• _Task item_:
The expected response is a copy of every line in the entries below that includes the word "this".

(Excerpts from an interface dataset)
■ ■ ■ ■ ■
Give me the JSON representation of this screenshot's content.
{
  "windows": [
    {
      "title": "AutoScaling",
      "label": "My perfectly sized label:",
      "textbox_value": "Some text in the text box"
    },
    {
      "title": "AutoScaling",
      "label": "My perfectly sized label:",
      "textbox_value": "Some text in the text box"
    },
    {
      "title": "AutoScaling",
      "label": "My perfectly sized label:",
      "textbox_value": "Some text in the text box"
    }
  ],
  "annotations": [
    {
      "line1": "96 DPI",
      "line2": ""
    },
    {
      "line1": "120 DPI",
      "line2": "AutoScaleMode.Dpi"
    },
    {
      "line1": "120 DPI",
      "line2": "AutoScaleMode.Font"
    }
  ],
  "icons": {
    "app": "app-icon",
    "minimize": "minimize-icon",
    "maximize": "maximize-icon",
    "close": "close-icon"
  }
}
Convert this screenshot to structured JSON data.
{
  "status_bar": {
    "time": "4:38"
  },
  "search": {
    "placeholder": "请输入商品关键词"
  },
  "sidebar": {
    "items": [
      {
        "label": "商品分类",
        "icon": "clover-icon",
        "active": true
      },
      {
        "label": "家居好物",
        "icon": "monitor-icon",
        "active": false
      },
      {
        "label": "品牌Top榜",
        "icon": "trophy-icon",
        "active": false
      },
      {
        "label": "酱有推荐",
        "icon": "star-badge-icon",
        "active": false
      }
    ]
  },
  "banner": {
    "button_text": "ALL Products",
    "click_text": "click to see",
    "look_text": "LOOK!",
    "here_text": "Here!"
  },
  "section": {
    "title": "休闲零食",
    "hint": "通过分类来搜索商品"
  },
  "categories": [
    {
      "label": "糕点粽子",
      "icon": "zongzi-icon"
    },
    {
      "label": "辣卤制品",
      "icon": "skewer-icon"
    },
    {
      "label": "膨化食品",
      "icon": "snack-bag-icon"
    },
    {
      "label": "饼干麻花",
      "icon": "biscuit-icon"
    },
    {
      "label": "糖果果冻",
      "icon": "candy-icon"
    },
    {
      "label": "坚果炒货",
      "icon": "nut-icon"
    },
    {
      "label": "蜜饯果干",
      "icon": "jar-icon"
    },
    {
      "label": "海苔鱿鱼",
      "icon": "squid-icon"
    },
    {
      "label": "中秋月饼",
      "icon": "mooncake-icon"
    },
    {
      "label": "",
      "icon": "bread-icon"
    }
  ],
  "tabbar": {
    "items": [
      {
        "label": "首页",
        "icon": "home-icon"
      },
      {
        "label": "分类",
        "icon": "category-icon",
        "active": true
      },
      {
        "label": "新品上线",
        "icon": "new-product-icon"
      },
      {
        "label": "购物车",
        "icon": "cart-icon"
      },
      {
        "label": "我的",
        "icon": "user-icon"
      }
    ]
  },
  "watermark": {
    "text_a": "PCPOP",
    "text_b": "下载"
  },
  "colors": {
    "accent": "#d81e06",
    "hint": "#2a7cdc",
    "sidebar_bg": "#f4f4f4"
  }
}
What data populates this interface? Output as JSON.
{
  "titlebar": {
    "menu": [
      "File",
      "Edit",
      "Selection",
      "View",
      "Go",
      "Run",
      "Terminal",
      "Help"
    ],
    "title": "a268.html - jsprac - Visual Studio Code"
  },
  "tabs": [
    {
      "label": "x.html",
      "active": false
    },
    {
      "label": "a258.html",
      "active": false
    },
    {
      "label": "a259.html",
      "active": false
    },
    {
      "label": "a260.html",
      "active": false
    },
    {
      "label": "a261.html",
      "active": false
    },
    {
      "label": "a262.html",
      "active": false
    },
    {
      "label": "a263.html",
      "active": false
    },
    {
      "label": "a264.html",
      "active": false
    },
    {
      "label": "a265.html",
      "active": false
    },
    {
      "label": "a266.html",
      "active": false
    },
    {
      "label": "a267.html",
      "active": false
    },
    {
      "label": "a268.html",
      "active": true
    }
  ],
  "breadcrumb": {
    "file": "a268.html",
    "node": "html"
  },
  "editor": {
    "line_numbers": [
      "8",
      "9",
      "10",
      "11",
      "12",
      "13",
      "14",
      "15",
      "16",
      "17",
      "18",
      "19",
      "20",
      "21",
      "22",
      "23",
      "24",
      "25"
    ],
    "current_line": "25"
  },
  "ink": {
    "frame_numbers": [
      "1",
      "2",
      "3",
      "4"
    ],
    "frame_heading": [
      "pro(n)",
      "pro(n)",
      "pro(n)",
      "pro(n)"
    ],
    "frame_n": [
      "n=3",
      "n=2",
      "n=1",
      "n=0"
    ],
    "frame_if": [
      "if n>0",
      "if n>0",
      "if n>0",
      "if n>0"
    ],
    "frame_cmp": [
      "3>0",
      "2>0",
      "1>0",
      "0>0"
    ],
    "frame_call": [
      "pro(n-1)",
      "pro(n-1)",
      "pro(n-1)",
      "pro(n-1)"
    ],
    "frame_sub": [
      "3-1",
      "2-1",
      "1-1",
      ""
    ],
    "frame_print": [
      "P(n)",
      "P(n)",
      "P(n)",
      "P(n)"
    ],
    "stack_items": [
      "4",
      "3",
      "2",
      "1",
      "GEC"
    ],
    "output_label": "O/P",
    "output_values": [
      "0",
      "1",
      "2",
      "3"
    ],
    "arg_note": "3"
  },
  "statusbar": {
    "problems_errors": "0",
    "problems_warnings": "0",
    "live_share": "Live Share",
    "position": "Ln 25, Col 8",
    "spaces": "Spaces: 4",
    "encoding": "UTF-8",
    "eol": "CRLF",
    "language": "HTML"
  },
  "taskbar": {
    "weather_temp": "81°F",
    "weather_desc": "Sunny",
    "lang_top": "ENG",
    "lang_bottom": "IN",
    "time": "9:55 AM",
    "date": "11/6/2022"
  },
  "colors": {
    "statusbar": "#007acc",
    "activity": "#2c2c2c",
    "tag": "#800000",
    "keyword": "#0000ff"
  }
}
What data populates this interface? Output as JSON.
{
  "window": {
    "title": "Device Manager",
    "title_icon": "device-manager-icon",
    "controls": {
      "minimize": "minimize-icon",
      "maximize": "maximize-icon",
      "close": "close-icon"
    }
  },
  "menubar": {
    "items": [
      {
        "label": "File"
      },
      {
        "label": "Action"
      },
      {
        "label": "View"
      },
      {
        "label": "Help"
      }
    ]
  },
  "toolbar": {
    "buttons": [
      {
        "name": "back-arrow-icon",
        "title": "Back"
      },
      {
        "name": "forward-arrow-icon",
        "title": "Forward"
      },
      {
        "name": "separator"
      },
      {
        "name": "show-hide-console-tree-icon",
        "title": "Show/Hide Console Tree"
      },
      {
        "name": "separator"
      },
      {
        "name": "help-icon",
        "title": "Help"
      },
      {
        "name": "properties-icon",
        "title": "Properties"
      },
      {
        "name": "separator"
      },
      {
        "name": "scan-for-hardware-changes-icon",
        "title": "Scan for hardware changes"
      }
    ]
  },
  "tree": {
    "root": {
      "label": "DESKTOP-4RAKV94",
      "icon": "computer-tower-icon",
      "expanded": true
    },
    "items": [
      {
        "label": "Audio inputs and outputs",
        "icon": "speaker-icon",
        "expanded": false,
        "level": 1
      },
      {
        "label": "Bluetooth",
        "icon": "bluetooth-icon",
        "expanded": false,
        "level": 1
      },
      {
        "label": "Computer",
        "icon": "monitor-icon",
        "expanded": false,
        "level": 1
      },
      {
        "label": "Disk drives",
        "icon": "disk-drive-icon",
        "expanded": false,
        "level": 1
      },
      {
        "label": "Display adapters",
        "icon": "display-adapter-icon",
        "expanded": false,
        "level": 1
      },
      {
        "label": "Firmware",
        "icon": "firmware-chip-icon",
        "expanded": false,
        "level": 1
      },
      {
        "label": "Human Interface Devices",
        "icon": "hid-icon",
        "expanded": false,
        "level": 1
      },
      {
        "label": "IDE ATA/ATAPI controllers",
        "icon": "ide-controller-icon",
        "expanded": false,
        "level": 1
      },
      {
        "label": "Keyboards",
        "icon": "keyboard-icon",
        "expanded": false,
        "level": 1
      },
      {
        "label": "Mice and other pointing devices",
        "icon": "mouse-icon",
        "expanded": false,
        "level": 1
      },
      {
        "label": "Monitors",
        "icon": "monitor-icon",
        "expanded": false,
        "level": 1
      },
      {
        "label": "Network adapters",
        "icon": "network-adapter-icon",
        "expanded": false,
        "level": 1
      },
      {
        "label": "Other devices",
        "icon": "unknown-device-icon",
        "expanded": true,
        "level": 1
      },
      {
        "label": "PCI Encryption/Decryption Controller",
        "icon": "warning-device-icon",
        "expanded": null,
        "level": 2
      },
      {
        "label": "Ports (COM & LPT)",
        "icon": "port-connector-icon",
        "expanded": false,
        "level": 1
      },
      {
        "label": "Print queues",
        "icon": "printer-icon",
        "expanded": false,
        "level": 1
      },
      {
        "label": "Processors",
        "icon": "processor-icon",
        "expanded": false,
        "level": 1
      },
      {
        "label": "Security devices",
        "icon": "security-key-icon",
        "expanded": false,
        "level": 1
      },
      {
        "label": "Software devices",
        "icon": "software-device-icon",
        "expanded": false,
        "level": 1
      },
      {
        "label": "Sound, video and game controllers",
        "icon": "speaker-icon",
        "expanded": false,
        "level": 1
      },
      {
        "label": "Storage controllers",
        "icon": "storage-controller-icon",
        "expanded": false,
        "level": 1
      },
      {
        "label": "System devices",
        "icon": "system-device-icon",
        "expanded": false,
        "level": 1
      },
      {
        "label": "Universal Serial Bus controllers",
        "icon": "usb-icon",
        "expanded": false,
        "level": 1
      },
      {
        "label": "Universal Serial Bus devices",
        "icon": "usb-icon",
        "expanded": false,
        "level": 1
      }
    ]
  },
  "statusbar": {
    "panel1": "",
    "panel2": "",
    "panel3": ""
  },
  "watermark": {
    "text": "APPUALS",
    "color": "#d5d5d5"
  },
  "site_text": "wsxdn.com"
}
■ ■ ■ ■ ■
• _Exercise response_:
Give me the JSON representation of this screenshot's content.
Convert this screenshot to structured JSON data.
What data populates this interface? Output as JSON.
What data populates this interface? Output as JSON.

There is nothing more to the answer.